“We meet throughout the week to plan the sessions and treatment. Every morning we have an informal meeting to come up with the game plan,” she said. “Throughout the session, we’re bouncing ideas off of each other, working with the kids. I’ve picked up on some of the prompts that SLPs are working on, like the ‘-ing’ sound. They’ve joined in on the music time and singing with the kids.”
Working with the children
The music therapists work to combat the fear of initiating communication amongst the children while they are in the PLL.
“There are opportunities for the children to work with each other, share instruments and primarily work on their expressive language, so there are lots of opportunities for them to say each other’s names,” Cumbia said. “They don’t even know they are working on it because they are just singing it.”
The SLPs and music therapists find out where each child is in terms of their abilities – and meets each child at their abilities to personalize their growth plan.
In a music setting, a variety of skills can be worked on, such as physical and cognitive. After a week at the PLL, the children had improved, including their ability to function within a group, said Cumbia.
David Blanco, a transfer student from Tidewater Community College and U.S. Navy veteran, is a music therapy senior from Falls Church. Blanco said that he’s been able to use music as a transition between activities and incorporating a music element helps.
During activities, Blanco gives the children the ability to express and vocalize themselves.
“A lot of the times, they just don’t know how to make certain sounds,” he said. “If we do a song that encourages the ‘-r’ sound, they may not be completely aware of what’s going on aside from it being a cool new musical piece.”
A hands-on experience
The applied experience allows each student to gain practical application of materials, techniques and other methods studied inside the classroom.
“You can’t learn these things by just reading a textbook or hearing a lecture – you have to do it,” Cumbia said. “It’s been beneficial for me to just do what I’m learning to do and learn from all the people I have the opportunity to work with on a daily basis.
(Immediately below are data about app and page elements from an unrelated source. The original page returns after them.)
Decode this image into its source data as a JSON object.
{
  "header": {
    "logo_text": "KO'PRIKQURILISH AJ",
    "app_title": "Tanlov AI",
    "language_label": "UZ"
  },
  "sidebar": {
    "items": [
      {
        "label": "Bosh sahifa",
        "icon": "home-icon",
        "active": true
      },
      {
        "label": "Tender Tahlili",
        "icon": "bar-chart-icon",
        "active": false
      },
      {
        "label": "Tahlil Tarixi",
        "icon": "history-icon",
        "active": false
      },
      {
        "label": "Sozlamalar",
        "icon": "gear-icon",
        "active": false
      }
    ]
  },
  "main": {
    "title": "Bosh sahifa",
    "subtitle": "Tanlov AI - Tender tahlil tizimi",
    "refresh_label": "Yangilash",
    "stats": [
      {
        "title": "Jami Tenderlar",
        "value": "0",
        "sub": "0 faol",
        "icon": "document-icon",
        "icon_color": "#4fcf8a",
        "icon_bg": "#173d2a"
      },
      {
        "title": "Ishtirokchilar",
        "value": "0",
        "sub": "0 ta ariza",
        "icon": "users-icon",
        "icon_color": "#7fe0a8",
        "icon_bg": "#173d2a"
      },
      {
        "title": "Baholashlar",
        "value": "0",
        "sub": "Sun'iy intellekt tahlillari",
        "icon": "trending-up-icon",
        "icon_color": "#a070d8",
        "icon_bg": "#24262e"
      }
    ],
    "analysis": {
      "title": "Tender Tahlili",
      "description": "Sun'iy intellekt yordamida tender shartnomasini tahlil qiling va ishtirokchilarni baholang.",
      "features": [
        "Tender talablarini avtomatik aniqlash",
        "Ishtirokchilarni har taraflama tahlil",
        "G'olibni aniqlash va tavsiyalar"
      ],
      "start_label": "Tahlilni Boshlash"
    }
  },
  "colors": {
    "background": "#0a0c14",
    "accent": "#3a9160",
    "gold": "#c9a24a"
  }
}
Ultimately, this has allowed me to become more confident in my clinical skills and my knowledge of what I am doing.”
de Azagra said that the experience has been the best interprofessional opportunity and experience for her in the program so far. “This is real-world,” she said.
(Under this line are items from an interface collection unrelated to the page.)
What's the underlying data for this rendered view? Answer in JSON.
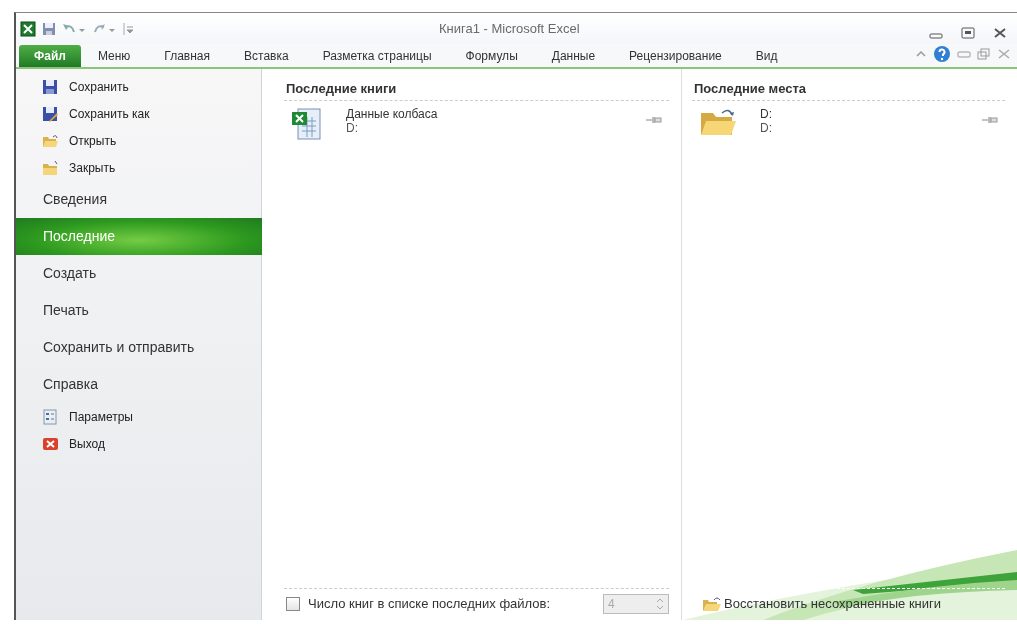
{
  "window": {
    "title": "Книга1 - Microsoft Excel"
  },
  "tabs": [
    {
      "label": "Файл",
      "selected": true
    },
    {
      "label": "Меню",
      "selected": false
    },
    {
      "label": "Главная",
      "selected": false
    },
    {
      "label": "Вставка",
      "selected": false
    },
    {
      "label": "Разметка страницы",
      "selected": false
    },
    {
      "label": "Формулы",
      "selected": false
    },
    {
      "label": "Данные",
      "selected": false
    },
    {
      "label": "Рецензирование",
      "selected": false
    },
    {
      "label": "Вид",
      "selected": false
    }
  ],
  "sidebar": {
    "items": [
      {
        "label": "Сохранить",
        "kind": "command",
        "selected": false
      },
      {
        "label": "Сохранить как",
        "kind": "command",
        "selected": false
      },
      {
        "label": "Открыть",
        "kind": "command",
        "selected": false
      },
      {
        "label": "Закрыть",
        "kind": "command",
        "selected": false
      },
      {
        "label": "Сведения",
        "kind": "section",
        "selected": false
      },
      {
        "label": "Последние",
        "kind": "section",
        "selected": true
      },
      {
        "label": "Создать",
        "kind": "section",
        "selected": false
      },
      {
        "label": "Печать",
        "kind": "section",
        "selected": false
      },
      {
        "label": "Сохранить и отправить",
        "kind": "section",
        "selected": false
      },
      {
        "label": "Справка",
        "kind": "section",
        "selected": false
      },
      {
        "label": "Параметры",
        "kind": "command",
        "selected": false
      },
      {
        "label": "Выход",
        "kind": "command",
        "selected": false
      }
    ]
  },
  "recent_books": {
    "title": "Последние книги",
    "items": [
      {
        "name": "Данные колбаса",
        "path": "D:"
      }
    ]
  },
  "recent_places": {
    "title": "Последние места",
    "items": [
      {
        "name": "D:",
        "path": "D:"
      }
    ]
  },
  "footer": {
    "checkbox": {
      "label": "Число книг в списке последних файлов:",
      "checked": false
    },
    "count": {
      "value": "4",
      "disabled": true
    },
    "recover_link": "Восстановить несохраненные книги"
  }
}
“At the end of the day, we’re all working toward a common goal. I think it has really improved the way I look at working with other professions,” de Azagra said. “I see how much the kids benefit from it and it has definitely enhance my whole experience at Radford.”